::: Material for the task

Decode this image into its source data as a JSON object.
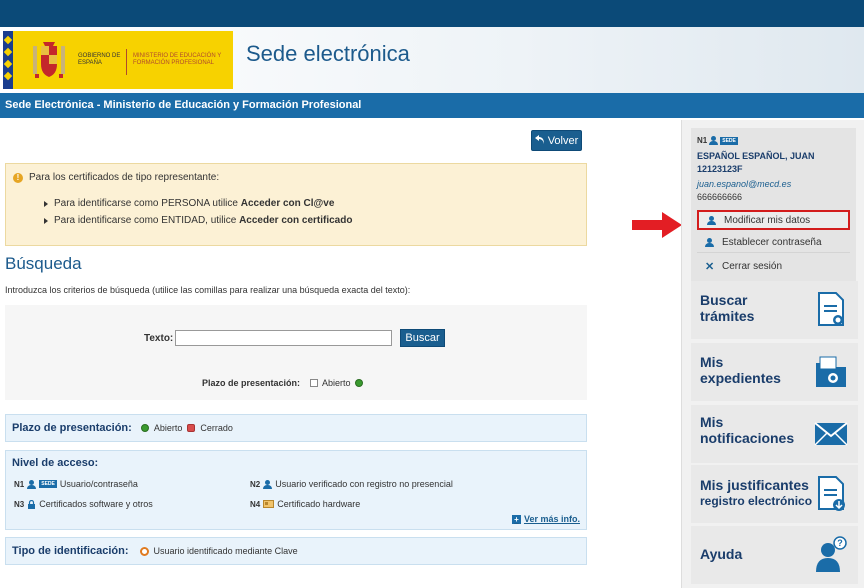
{
  "header": {
    "gobierno": "GOBIERNO DE ESPAÑA",
    "ministerio": "MINISTERIO DE EDUCACIÓN Y FORMACIÓN PROFESIONAL",
    "site_title": "Sede electrónica"
  },
  "bluebar": {
    "title": "Sede Electrónica - Ministerio de Educación y Formación Profesional"
  },
  "volver_label": "Volver",
  "notice": {
    "intro": "Para los certificados de tipo representante:",
    "b1_pre": "Para identificarse como PERSONA utilice ",
    "b1_strong": "Acceder con Cl@ve",
    "b2_pre": "Para identificarse como ENTIDAD, utilice ",
    "b2_strong": "Acceder con certificado"
  },
  "busqueda": {
    "title": "Búsqueda",
    "intro": "Introduzca los criterios de búsqueda (utilice las comillas para realizar una búsqueda exacta del texto):",
    "texto_label": "Texto:",
    "texto_value": "",
    "buscar_label": "Buscar",
    "plazo_label": "Plazo de presentación:",
    "abierto_label": "Abierto"
  },
  "legend_plazo": {
    "title": "Plazo de presentación:",
    "abierto": "Abierto",
    "cerrado": "Cerrado"
  },
  "legend_nivel": {
    "title": "Nivel de acceso:",
    "items": [
      {
        "code": "N1",
        "badge": "SEDE",
        "label": "Usuario/contraseña"
      },
      {
        "code": "N2",
        "label": "Usuario verificado con registro no presencial"
      },
      {
        "code": "N3",
        "label": "Certificados software y otros"
      },
      {
        "code": "N4",
        "label": "Certificado hardware"
      }
    ],
    "ver_mas": "Ver más info."
  },
  "legend_tipo": {
    "title": "Tipo de identificación:",
    "value": "Usuario identificado mediante Clave"
  },
  "user": {
    "level": "N1",
    "badge": "SEDE",
    "name": "ESPAÑOL ESPAÑOL, JUAN",
    "nif": "12123123F",
    "email": "juan.espanol@mecd.es",
    "phone": "666666666",
    "menu": [
      {
        "label": "Modificar mis datos",
        "icon": "user-edit-icon",
        "highlighted": true
      },
      {
        "label": "Establecer contraseña",
        "icon": "user-key-icon",
        "highlighted": false
      },
      {
        "label": "Cerrar sesión",
        "icon": "close-icon",
        "highlighted": false
      }
    ]
  },
  "tiles": [
    {
      "line1": "Buscar",
      "line2": "trámites",
      "icon": "document-search-icon"
    },
    {
      "line1": "Mis",
      "line2": "expedientes",
      "icon": "folder-search-icon"
    },
    {
      "line1": "Mis",
      "line2": "notificaciones",
      "icon": "envelope-icon"
    },
    {
      "line1": "Mis justificantes",
      "line2": "registro electrónico",
      "icon": "document-download-icon"
    },
    {
      "line1": "Ayuda",
      "line2": "",
      "icon": "help-user-icon"
    }
  ],
  "colors": {
    "brand_blue": "#1a6ca8",
    "dark_blue": "#0b4a78",
    "highlight_red": "#d31c1c",
    "notice_bg": "#fcf1d5"
  }
}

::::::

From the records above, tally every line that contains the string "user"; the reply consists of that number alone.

### Written answer
4